How to be an LGBTQ+ ally
Being an ally to any community is an ongoing learning process. Not being part of the community that you support may make it impossible for you to fully grasp the weight of the issues that it deals with. However, there are some important ways that allies to any marginalized community, specifically the LGBTQ+ community, can be supportive.
Firstly, respect everyone’s gender identity and sexual orientation. Not everyone will have the same experience as you – So, stay open-minded.
Respect also involves using the correct name and pronouns for a person – If you don’t know, it’s better to ask than to risk being offensive.
It’s okay if you don’t know what every term means. People are constantly finding new labels to describe themselves, and it can be hard to keep up with them – It’s okay if you don’t know.
Just respect others’ use of them, and don’t ask if it’s a “real thing.” Let people have their differences and use labels they feel comfortable with. This applies to both gender and sexual orientation.
Next, apologize. It can be extremely difficult getting used to new names or pronouns, especially if you’ve known someone for a long time. There will be times when you slip up and, when you do, make sure you apologize. Listen to the concerns of the other person and commit yourself to change your behavior.

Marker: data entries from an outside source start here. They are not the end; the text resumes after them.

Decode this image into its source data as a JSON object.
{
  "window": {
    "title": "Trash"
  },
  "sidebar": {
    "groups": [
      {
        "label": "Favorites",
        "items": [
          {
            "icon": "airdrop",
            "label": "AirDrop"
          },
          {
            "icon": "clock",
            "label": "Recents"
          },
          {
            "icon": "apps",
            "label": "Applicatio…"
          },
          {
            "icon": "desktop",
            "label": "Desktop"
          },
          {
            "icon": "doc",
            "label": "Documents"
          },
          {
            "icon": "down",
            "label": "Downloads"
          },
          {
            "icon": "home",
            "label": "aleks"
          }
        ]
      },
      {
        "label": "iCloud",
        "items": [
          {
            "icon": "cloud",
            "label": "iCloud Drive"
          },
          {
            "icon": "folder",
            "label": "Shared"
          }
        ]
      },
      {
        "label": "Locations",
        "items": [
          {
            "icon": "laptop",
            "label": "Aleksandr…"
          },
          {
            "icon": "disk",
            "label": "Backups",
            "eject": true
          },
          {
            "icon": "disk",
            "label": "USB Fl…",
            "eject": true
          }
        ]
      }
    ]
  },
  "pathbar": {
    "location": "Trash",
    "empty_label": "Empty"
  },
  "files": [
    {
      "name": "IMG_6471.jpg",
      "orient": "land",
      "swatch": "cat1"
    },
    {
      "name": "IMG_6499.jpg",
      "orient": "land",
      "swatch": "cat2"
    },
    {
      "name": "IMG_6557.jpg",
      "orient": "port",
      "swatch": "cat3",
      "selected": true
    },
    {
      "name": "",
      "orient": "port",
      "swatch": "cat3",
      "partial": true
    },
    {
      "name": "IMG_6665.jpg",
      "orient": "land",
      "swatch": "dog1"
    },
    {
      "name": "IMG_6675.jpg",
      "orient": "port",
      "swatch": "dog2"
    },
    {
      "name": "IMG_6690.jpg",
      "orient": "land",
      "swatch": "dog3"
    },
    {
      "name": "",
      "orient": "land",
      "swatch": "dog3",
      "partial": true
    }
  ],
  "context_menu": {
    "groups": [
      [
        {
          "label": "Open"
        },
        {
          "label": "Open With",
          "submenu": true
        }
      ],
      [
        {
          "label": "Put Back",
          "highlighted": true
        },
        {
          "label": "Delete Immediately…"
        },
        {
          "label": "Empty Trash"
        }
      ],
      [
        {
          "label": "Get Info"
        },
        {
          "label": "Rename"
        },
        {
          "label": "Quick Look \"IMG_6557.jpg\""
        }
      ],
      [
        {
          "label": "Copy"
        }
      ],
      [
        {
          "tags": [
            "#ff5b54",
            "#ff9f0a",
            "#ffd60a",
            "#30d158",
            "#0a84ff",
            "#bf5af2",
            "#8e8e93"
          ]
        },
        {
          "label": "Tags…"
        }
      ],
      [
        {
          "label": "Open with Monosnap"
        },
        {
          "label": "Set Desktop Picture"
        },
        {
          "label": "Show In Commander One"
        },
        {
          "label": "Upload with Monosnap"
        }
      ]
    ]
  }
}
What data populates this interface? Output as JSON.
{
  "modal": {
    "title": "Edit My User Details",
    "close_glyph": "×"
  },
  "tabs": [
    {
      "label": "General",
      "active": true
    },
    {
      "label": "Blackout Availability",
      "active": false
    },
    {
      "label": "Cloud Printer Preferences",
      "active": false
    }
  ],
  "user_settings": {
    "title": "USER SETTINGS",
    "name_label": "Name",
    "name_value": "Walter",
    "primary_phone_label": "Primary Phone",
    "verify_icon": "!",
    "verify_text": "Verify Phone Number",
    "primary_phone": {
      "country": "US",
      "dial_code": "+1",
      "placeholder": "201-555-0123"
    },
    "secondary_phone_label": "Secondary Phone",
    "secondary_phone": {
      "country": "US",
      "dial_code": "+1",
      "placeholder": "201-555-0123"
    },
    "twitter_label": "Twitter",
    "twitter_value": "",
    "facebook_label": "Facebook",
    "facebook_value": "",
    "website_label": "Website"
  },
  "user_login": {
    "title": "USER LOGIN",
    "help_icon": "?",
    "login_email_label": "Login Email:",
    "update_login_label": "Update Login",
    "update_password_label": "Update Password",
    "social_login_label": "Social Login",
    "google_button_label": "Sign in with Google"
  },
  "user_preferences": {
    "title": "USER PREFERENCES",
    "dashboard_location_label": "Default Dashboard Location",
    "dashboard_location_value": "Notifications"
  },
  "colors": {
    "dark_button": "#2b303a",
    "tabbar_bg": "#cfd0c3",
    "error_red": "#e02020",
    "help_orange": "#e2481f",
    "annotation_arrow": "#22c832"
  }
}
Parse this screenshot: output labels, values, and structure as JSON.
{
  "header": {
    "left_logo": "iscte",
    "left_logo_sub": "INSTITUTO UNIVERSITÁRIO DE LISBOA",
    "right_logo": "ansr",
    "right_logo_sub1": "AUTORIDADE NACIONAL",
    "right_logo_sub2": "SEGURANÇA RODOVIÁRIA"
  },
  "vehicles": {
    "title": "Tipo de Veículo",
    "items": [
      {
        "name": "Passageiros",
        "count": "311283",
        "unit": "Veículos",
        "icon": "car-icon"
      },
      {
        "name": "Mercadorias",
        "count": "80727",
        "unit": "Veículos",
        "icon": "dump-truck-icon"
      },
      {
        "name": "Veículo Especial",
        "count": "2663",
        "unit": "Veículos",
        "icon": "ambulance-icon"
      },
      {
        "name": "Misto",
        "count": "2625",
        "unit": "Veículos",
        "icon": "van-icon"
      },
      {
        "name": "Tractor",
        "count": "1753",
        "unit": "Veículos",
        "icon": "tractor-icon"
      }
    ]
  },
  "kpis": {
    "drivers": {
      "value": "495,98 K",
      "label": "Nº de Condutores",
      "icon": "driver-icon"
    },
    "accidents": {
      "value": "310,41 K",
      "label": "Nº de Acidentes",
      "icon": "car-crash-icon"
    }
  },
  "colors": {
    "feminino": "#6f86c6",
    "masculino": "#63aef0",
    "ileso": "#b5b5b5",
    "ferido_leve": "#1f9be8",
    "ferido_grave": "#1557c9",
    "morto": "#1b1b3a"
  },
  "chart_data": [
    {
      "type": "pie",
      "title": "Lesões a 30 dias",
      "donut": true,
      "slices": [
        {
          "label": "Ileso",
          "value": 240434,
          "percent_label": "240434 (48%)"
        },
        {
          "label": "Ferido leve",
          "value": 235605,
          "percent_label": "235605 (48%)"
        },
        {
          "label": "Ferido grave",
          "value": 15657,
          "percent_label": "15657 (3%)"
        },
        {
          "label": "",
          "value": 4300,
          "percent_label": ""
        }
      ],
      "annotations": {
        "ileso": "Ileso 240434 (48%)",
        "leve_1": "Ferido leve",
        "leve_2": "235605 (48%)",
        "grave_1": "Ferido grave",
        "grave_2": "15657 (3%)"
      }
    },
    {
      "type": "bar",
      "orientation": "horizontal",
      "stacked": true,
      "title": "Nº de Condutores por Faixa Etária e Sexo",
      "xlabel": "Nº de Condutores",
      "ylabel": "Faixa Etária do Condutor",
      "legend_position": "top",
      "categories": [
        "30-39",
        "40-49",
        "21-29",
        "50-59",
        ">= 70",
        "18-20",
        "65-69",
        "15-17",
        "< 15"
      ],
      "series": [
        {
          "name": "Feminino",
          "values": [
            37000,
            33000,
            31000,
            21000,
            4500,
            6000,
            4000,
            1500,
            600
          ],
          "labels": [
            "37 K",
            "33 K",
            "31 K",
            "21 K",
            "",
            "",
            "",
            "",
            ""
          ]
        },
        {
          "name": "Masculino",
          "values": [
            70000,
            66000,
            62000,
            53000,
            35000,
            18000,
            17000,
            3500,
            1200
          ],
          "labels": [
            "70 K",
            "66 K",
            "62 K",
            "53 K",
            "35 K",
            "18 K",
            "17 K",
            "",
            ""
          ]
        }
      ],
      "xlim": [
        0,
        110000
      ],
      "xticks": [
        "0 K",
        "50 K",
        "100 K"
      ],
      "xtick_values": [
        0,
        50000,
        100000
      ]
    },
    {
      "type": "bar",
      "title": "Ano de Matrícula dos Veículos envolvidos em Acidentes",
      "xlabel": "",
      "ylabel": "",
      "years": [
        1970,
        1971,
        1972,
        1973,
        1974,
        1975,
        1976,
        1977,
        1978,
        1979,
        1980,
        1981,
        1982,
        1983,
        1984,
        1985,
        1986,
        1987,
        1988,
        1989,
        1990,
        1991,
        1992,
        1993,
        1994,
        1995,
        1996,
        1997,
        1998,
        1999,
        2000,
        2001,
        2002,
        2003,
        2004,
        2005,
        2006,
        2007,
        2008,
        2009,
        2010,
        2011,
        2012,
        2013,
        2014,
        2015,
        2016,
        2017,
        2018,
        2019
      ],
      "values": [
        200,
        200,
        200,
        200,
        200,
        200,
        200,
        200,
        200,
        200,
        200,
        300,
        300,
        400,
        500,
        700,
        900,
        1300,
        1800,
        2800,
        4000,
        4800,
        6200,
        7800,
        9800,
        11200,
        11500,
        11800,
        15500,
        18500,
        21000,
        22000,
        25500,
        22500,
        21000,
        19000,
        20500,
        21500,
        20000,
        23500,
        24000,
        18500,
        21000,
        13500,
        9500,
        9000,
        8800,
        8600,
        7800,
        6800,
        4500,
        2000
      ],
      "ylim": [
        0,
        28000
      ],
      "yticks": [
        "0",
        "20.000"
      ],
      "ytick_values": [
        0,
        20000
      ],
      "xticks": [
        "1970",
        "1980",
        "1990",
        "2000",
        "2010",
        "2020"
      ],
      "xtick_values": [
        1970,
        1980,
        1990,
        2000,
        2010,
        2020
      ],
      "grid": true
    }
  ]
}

Try not to assume a person’s gender. If you aren’t sure of how they identify, ask. Ask for their name and pronouns, and if you really don’t know, using “they/them” is more inclusive and safe.
There are some things that you just should not ask LGBTQ+ people. Don’t ask for “dead names” that are associated with a trans person’s sex assigned at birth. Saying the name can bring up painful memories for a trans person – Just respect their transition by using their chosen name and pronouns.
Do not ask what gender a person “used to be.” A trans person never used to be any gender – Their gender was always the gender they identify with. Don’t say things like, “She used to be a girl” – If a person identifies as a girl, they were always a girl.
Don’t be afraid to stand up for a trans, lesbian, gay, or bisexual person if the situation is safe for you to do so – Call people out when they are misgendered and use your privilege to make sure others respect everyone’s identity.
Lastly, the most important part of being an ally is taking action. While it is great to want to go to gay pride celebrations, if you don’t show up for some of the harder events, like rallies and protests, it shows the LGBTQ+ community that you only want to be part of the fun, but not the issues that many of them face.
Overall, being an ally is all about respect. Respect a person’s identity, the gender they chose to or chose not to identify with, and commit yourself to use the correct pronouns and breaking habits such as automatically assuming and labeling a person’s gender.